*** Exercise input ***
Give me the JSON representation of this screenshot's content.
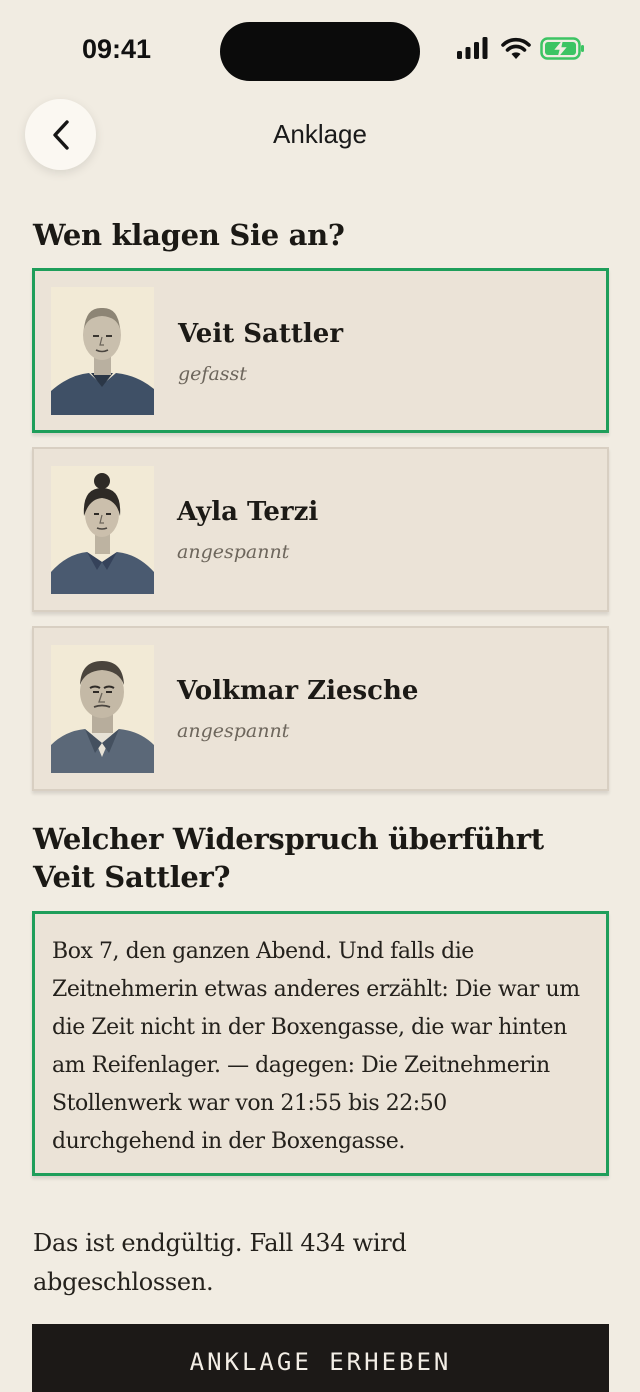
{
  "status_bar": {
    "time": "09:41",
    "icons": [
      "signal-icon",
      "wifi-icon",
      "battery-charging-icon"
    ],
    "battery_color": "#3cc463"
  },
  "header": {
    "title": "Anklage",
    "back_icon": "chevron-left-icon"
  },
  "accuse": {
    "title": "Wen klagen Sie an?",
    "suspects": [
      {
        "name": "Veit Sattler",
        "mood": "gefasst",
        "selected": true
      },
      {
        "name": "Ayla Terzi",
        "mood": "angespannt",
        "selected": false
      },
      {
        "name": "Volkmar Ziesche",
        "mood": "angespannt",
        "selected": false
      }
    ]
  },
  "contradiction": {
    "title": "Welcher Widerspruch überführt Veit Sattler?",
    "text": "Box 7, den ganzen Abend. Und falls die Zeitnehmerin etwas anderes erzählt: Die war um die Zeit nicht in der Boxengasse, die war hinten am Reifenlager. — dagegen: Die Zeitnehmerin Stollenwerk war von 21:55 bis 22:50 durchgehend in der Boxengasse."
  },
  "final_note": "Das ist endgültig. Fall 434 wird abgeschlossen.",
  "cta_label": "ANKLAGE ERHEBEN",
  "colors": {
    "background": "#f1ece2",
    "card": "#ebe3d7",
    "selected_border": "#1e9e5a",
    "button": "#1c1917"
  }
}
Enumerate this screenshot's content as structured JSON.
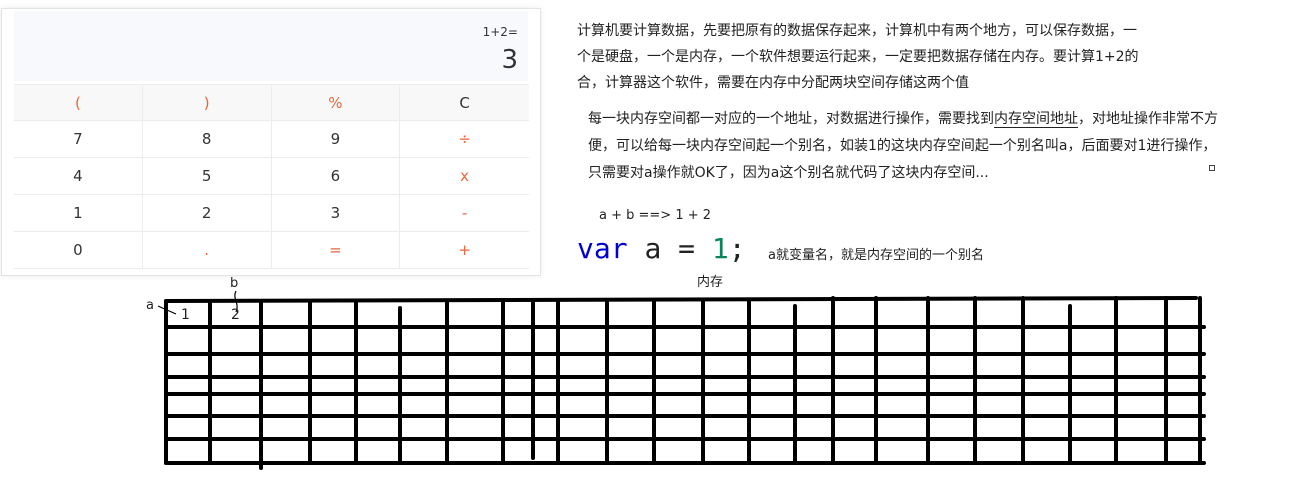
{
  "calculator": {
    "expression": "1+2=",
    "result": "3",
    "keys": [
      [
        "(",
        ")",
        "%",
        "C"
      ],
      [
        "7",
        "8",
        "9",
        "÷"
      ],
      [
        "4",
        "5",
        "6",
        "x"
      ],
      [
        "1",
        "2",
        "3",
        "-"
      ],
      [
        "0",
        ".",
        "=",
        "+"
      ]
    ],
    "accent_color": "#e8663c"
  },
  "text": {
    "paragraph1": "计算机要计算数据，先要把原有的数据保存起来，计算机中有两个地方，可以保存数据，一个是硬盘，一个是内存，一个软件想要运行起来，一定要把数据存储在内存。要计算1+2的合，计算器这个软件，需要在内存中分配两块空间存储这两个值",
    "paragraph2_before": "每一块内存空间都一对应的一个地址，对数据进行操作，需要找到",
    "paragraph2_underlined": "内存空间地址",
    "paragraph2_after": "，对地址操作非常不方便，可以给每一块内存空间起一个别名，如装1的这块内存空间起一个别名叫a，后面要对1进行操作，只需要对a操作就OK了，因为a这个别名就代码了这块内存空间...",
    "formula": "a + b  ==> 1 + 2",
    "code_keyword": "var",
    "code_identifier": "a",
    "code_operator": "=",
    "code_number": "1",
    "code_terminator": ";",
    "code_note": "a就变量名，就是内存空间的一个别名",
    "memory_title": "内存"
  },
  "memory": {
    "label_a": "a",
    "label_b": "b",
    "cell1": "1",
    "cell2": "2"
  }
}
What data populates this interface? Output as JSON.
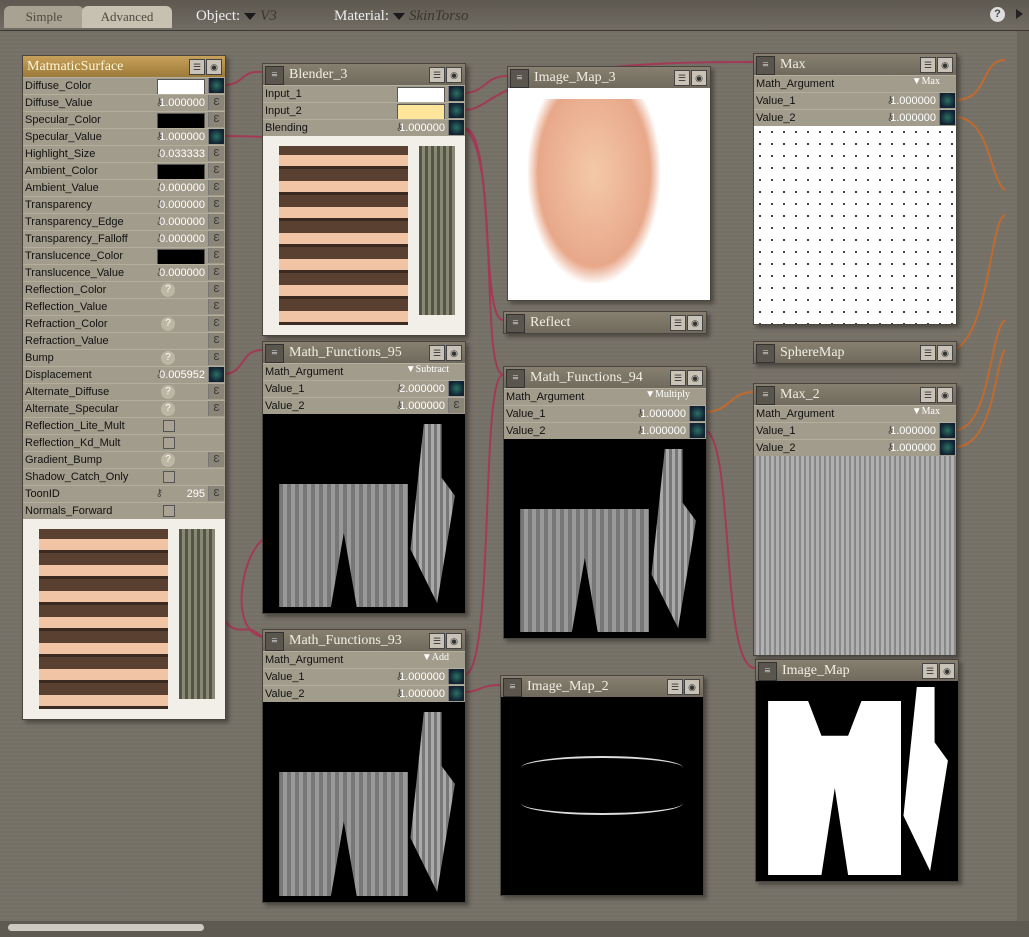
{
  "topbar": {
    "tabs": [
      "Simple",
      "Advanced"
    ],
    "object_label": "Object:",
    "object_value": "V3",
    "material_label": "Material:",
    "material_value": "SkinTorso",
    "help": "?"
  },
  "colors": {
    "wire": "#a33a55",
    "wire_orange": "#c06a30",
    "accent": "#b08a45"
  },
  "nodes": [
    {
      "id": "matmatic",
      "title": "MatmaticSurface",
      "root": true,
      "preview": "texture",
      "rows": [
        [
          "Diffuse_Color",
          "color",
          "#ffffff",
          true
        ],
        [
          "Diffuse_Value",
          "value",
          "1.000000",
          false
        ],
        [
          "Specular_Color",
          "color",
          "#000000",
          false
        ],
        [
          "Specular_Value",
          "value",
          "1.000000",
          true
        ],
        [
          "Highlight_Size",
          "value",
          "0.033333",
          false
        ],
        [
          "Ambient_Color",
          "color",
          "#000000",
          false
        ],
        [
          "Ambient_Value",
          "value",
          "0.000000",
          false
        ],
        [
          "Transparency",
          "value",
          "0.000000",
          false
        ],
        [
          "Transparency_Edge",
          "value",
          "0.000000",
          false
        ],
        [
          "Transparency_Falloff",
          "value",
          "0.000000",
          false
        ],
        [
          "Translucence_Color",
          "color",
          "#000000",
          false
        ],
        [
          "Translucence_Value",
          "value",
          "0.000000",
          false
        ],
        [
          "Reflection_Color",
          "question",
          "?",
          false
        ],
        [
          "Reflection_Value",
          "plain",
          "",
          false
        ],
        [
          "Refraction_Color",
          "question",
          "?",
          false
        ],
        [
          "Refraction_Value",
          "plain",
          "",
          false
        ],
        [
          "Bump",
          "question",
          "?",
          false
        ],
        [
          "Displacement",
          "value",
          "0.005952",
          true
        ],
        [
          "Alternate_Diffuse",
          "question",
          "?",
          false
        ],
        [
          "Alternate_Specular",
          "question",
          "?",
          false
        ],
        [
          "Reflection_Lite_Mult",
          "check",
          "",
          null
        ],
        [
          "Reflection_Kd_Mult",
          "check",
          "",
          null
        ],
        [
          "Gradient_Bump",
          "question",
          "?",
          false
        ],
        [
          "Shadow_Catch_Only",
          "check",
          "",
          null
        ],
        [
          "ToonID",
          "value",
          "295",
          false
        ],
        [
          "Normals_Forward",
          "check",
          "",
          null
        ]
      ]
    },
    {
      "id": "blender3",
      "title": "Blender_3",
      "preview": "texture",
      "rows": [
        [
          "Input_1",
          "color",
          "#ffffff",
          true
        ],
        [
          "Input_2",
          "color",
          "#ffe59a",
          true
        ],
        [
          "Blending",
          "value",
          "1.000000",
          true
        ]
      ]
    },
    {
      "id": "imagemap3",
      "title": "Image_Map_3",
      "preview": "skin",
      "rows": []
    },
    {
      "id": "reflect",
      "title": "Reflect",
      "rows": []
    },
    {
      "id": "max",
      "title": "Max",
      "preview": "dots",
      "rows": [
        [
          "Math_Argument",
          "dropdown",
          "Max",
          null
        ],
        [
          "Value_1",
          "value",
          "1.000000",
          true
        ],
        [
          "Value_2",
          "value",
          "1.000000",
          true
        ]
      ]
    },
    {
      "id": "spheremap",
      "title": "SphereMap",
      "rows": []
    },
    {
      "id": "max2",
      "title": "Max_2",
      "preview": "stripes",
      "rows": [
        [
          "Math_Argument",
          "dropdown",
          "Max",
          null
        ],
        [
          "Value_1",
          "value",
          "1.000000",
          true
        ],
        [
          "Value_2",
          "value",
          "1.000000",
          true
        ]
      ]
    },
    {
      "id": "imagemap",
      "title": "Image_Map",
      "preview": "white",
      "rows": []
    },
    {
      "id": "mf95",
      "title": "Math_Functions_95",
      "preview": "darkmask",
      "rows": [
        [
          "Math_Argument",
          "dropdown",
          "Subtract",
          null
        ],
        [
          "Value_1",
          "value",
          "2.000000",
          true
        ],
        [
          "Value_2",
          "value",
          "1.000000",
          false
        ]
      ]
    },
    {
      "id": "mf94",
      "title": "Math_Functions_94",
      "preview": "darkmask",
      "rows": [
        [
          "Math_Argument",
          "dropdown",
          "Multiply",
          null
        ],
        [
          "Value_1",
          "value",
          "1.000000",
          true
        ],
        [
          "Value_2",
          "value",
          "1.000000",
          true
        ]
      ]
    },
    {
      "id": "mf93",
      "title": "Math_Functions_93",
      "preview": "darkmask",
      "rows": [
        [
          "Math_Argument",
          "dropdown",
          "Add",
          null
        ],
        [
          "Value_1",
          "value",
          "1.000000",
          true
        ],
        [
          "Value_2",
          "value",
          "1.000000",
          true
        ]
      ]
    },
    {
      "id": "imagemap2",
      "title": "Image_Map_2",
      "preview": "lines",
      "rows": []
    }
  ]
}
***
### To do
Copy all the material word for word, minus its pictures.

### Response area
Give me the JSON representation of this screenshot's content.
{
  "status_bar": {
    "time": "09:41",
    "icons": [
      "signal-icon",
      "wifi-icon",
      "battery-charging-icon"
    ],
    "battery_color": "#3cc463"
  },
  "header": {
    "title": "Anklage",
    "back_icon": "chevron-left-icon"
  },
  "accuse": {
    "title": "Wen klagen Sie an?",
    "suspects": [
      {
        "name": "Veit Sattler",
        "mood": "gefasst",
        "selected": true
      },
      {
        "name": "Ayla Terzi",
        "mood": "angespannt",
        "selected": false
      },
      {
        "name": "Volkmar Ziesche",
        "mood": "angespannt",
        "selected": false
      }
    ]
  },
  "contradiction": {
    "title": "Welcher Widerspruch überführt Veit Sattler?",
    "text": "Box 7, den ganzen Abend. Und falls die Zeitnehmerin etwas anderes erzählt: Die war um die Zeit nicht in der Boxengasse, die war hinten am Reifenlager. — dagegen: Die Zeitnehmerin Stollenwerk war von 21:55 bis 22:50 durchgehend in der Boxengasse."
  },
  "final_note": "Das ist endgültig. Fall 434 wird abgeschlossen.",
  "cta_label": "ANKLAGE ERHEBEN",
  "colors": {
    "background": "#f1ece2",
    "card": "#ebe3d7",
    "selected_border": "#1e9e5a",
    "button": "#1c1917"
  }
}
Enumerate this screenshot's content as structured JSON.
{
  "calculator": {
    "expression": "1+2=",
    "result": "3",
    "keys": [
      [
        "(",
        ")",
        "%",
        "C"
      ],
      [
        "7",
        "8",
        "9",
        "÷"
      ],
      [
        "4",
        "5",
        "6",
        "x"
      ],
      [
        "1",
        "2",
        "3",
        "-"
      ],
      [
        "0",
        ".",
        "=",
        "+"
      ]
    ],
    "accent_color": "#e8663c"
  },
  "text": {
    "paragraph1": "计算机要计算数据，先要把原有的数据保存起来，计算机中有两个地方，可以保存数据，一个是硬盘，一个是内存，一个软件想要运行起来，一定要把数据存储在内存。要计算1+2的合，计算器这个软件，需要在内存中分配两块空间存储这两个值",
    "paragraph2_before": "每一块内存空间都一对应的一个地址，对数据进行操作，需要找到",
    "paragraph2_underlined": "内存空间地址",
    "paragraph2_after": "，对地址操作非常不方便，可以给每一块内存空间起一个别名，如装1的这块内存空间起一个别名叫a，后面要对1进行操作，只需要对a操作就OK了，因为a这个别名就代码了这块内存空间...",
    "formula": "a + b  ==> 1 + 2",
    "code_keyword": "var",
    "code_identifier": "a",
    "code_operator": "=",
    "code_number": "1",
    "code_terminator": ";",
    "code_note": "a就变量名，就是内存空间的一个别名",
    "memory_title": "内存"
  },
  "memory": {
    "label_a": "a",
    "label_b": "b",
    "cell1": "1",
    "cell2": "2"
  }
}
What data populates this interface? Output as JSON.
{
  "topbar": {
    "tabs": [
      "Simple",
      "Advanced"
    ],
    "object_label": "Object:",
    "object_value": "V3",
    "material_label": "Material:",
    "material_value": "SkinTorso",
    "help": "?"
  },
  "colors": {
    "wire": "#a33a55",
    "wire_orange": "#c06a30",
    "accent": "#b08a45"
  },
  "nodes": [
    {
      "id": "matmatic",
      "title": "MatmaticSurface",
      "root": true,
      "preview": "texture",
      "rows": [
        [
          "Diffuse_Color",
          "color",
          "#ffffff",
          true
        ],
        [
          "Diffuse_Value",
          "value",
          "1.000000",
          false
        ],
        [
          "Specular_Color",
          "color",
          "#000000",
          false
        ],
        [
          "Specular_Value",
          "value",
          "1.000000",
          true
        ],
        [
          "Highlight_Size",
          "value",
          "0.033333",
          false
        ],
        [
          "Ambient_Color",
          "color",
          "#000000",
          false
        ],
        [
          "Ambient_Value",
          "value",
          "0.000000",
          false
        ],
        [
          "Transparency",
          "value",
          "0.000000",
          false
        ],
        [
          "Transparency_Edge",
          "value",
          "0.000000",
          false
        ],
        [
          "Transparency_Falloff",
          "value",
          "0.000000",
          false
        ],
        [
          "Translucence_Color",
          "color",
          "#000000",
          false
        ],
        [
          "Translucence_Value",
          "value",
          "0.000000",
          false
        ],
        [
          "Reflection_Color",
          "question",
          "?",
          false
        ],
        [
          "Reflection_Value",
          "plain",
          "",
          false
        ],
        [
          "Refraction_Color",
          "question",
          "?",
          false
        ],
        [
          "Refraction_Value",
          "plain",
          "",
          false
        ],
        [
          "Bump",
          "question",
          "?",
          false
        ],
        [
          "Displacement",
          "value",
          "0.005952",
          true
        ],
        [
          "Alternate_Diffuse",
          "question",
          "?",
          false
        ],
        [
          "Alternate_Specular",
          "question",
          "?",
          false
        ],
        [
          "Reflection_Lite_Mult",
          "check",
          "",
          null
        ],
        [
          "Reflection_Kd_Mult",
          "check",
          "",
          null
        ],
        [
          "Gradient_Bump",
          "question",
          "?",
          false
        ],
        [
          "Shadow_Catch_Only",
          "check",
          "",
          null
        ],
        [
          "ToonID",
          "value",
          "295",
          false
        ],
        [
          "Normals_Forward",
          "check",
          "",
          null
        ]
      ]
    },
    {
      "id": "blender3",
      "title": "Blender_3",
      "preview": "texture",
      "rows": [
        [
          "Input_1",
          "color",
          "#ffffff",
          true
        ],
        [
          "Input_2",
          "color",
          "#ffe59a",
          true
        ],
        [
          "Blending",
          "value",
          "1.000000",
          true
        ]
      ]
    },
    {
      "id": "imagemap3",
      "title": "Image_Map_3",
      "preview": "skin",
      "rows": []
    },
    {
      "id": "reflect",
      "title": "Reflect",
      "rows": []
    },
    {
      "id": "max",
      "title": "Max",
      "preview": "dots",
      "rows": [
        [
          "Math_Argument",
          "dropdown",
          "Max",
          null
        ],
        [
          "Value_1",
          "value",
          "1.000000",
          true
        ],
        [
          "Value_2",
          "value",
          "1.000000",
          true
        ]
      ]
    },
    {
      "id": "spheremap",
      "title": "SphereMap",
      "rows": []
    },
    {
      "id": "max2",
      "title": "Max_2",
      "preview": "stripes",
      "rows": [
        [
          "Math_Argument",
          "dropdown",
          "Max",
          null
        ],
        [
          "Value_1",
          "value",
          "1.000000",
          true
        ],
        [
          "Value_2",
          "value",
          "1.000000",
          true
        ]
      ]
    },
    {
      "id": "imagemap",
      "title": "Image_Map",
      "preview": "white",
      "rows": []
    },
    {
      "id": "mf95",
      "title": "Math_Functions_95",
      "preview": "darkmask",
      "rows": [
        [
          "Math_Argument",
          "dropdown",
          "Subtract",
          null
        ],
        [
          "Value_1",
          "value",
          "2.000000",
          true
        ],
        [
          "Value_2",
          "value",
          "1.000000",
          false
        ]
      ]
    },
    {
      "id": "mf94",
      "title": "Math_Functions_94",
      "preview": "darkmask",
      "rows": [
        [
          "Math_Argument",
          "dropdown",
          "Multiply",
          null
        ],
        [
          "Value_1",
          "value",
          "1.000000",
          true
        ],
        [
          "Value_2",
          "value",
          "1.000000",
          true
        ]
      ]
    },
    {
      "id": "mf93",
      "title": "Math_Functions_93",
      "preview": "darkmask",
      "rows": [
        [
          "Math_Argument",
          "dropdown",
          "Add",
          null
        ],
        [
          "Value_1",
          "value",
          "1.000000",
          true
        ],
        [
          "Value_2",
          "value",
          "1.000000",
          true
        ]
      ]
    },
    {
      "id": "imagemap2",
      "title": "Image_Map_2",
      "preview": "lines",
      "rows": []
    }
  ]
}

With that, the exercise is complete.